═════ Data under study ═════

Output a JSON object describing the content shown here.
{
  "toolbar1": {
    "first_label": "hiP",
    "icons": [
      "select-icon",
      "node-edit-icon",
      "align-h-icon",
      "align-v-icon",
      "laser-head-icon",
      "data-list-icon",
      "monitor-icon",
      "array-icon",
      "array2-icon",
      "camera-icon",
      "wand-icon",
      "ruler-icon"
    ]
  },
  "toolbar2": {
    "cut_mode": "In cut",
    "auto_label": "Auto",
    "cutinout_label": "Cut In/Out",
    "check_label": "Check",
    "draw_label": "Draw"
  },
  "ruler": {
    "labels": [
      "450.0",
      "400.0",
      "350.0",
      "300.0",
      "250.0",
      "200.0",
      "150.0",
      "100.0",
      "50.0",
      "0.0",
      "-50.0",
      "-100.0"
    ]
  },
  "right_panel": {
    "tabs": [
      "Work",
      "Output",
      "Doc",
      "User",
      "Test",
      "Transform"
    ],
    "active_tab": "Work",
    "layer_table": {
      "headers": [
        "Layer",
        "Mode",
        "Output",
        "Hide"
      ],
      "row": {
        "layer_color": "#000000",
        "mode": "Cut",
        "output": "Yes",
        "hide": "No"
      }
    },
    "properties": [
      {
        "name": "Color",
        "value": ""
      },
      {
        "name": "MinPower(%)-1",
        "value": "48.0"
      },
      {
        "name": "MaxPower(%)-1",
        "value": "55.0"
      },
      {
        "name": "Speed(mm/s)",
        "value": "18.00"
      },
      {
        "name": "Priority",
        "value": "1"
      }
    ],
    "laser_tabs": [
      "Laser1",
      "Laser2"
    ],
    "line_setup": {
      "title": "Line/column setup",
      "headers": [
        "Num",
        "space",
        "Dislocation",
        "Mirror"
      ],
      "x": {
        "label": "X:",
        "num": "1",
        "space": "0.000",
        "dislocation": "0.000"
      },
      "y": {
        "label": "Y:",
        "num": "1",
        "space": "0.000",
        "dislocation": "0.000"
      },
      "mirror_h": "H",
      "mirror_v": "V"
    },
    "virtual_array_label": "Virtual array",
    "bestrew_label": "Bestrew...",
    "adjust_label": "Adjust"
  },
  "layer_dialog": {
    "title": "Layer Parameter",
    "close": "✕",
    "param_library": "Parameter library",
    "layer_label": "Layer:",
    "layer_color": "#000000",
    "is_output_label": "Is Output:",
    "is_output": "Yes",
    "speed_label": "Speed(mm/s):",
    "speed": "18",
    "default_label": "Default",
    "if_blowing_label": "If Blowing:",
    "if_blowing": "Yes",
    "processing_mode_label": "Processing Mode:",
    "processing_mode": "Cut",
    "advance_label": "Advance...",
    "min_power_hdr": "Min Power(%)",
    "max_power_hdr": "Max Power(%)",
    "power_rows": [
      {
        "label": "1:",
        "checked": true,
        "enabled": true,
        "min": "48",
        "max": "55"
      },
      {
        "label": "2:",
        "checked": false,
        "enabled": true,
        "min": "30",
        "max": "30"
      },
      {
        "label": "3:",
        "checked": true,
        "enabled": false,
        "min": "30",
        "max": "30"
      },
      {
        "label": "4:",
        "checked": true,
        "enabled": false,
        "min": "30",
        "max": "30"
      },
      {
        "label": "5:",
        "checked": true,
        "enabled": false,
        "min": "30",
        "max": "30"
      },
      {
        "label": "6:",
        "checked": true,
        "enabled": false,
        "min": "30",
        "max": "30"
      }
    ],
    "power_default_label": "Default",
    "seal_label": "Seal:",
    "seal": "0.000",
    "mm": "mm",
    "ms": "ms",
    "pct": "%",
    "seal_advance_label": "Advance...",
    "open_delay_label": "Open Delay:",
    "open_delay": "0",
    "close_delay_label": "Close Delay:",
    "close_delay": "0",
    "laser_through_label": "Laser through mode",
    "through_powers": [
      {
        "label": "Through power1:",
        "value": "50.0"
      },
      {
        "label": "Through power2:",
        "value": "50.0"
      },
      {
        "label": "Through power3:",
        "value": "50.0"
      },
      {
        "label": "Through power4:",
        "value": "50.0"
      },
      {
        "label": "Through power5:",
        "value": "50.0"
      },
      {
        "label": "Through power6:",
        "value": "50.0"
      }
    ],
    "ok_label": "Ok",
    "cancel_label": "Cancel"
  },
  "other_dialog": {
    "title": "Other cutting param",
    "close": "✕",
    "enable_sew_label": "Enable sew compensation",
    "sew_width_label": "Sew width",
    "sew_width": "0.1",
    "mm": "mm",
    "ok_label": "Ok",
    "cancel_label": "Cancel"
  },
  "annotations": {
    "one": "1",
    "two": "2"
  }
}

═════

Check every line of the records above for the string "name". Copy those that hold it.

        "name": "Color",
        "name": "MinPower(%)-1",
        "name": "MaxPower(%)-1",
        "name": "Speed(mm/s)",
        "name": "Priority",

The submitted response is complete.